Read part one here…

Read part two here…

Read part three here…

Read part four here…

The woman showed no surprise at the midshipman’s entrance. She stared at him, a smile nudging at the corners of her lips.

Bligh stood with mouth hanging open; a small boy caught stealing apples from the orchard. He had seen this fine green dress once before; across Bantry Bay, on a captain’s wife with a kerchief pressed against her mouth because she could not bear the smell of the harbour. Gone was the timid, sickly looking woman who had rushed off in her carriage as soon as it was politic, replaced with this confident, sensual creature.

                   “I was looking for…” whispered Bligh. His voice sounded childlike and tiny amongst the oak beams.

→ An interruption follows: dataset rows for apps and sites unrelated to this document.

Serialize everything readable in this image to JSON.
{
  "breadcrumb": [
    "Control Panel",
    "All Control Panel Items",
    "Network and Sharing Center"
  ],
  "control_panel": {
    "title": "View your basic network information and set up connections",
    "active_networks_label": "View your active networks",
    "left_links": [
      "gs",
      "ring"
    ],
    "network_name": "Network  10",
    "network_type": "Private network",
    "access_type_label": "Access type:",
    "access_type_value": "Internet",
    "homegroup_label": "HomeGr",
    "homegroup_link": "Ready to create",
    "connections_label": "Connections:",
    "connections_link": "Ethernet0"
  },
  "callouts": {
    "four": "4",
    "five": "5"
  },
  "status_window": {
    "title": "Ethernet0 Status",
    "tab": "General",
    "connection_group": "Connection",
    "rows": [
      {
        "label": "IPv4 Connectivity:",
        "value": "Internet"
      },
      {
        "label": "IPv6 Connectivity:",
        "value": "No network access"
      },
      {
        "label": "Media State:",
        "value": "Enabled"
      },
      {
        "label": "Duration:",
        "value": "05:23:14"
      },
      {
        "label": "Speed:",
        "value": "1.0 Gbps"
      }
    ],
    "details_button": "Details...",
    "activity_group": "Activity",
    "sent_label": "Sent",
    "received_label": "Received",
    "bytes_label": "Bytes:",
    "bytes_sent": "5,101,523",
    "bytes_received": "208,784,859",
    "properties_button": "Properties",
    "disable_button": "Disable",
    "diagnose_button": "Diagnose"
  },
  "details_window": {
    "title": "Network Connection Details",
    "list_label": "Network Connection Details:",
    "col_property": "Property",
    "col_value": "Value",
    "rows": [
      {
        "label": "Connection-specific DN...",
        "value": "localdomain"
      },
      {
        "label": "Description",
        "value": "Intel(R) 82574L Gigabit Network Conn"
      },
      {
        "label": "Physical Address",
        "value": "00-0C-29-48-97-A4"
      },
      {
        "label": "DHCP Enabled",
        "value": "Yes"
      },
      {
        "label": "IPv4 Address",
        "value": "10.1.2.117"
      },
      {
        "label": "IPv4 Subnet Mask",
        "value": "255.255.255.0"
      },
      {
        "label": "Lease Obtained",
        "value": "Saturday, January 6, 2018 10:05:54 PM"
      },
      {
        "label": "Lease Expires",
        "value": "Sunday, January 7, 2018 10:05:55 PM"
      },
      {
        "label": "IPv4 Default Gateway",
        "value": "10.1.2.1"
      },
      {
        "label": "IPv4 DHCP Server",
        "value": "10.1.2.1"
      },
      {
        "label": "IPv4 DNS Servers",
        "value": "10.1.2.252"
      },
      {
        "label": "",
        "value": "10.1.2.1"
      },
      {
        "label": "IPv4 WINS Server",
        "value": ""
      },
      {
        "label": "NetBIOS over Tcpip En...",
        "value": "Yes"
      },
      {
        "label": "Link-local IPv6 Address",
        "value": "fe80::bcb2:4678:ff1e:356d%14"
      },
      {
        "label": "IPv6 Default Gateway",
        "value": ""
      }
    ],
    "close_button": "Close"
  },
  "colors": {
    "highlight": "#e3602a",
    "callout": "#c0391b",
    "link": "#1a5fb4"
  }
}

                   “You were looking for Ugly Bertha,” prompted the woman, her voice low and melodious. Bligh could smell orange blossom from the woman, the scent replacing the dank rot of the hold.

The woman held out her arms to each side of her petite shoulders. “Here she is.”

Continue reading “HMS Cleopatra | Short Story | Finale”

HMS Cleopatra | Short Story | Part Four

Read part one here…

Read part two here…

Read part three here…

The sound of rolling glass permeated Bligh’s slumber and he woke slowly to the smell of rot and dampness. Looking down from his repose, he saw an empty olive-green rum bottle rolling from beneath the surgeon’s desk and under a hammock occupied by Harper. The young topman lay sleeping and, judging by the rum fumes emanating from him, was well sedated. From what he could see of the boy’s ankles, Bligh did not think that the boy would ever again climb rigging. On top of the table lay slouched the surgeon himself, drunk. Bligh sighed and looked around him. As a place of well-being and recuperation, the sick bay of the Cleopatra left a lot to be desired. Situated in the aft part of the lower deck, there was little light and even less fresh air. Bligh took a moment to wonder why surgeons, always lecturing about how bad airs contributed to disease, were put to work in one of the dankest, dingiest parts of the ship.

Continue reading “HMS Cleopatra | Short Story | Part Four”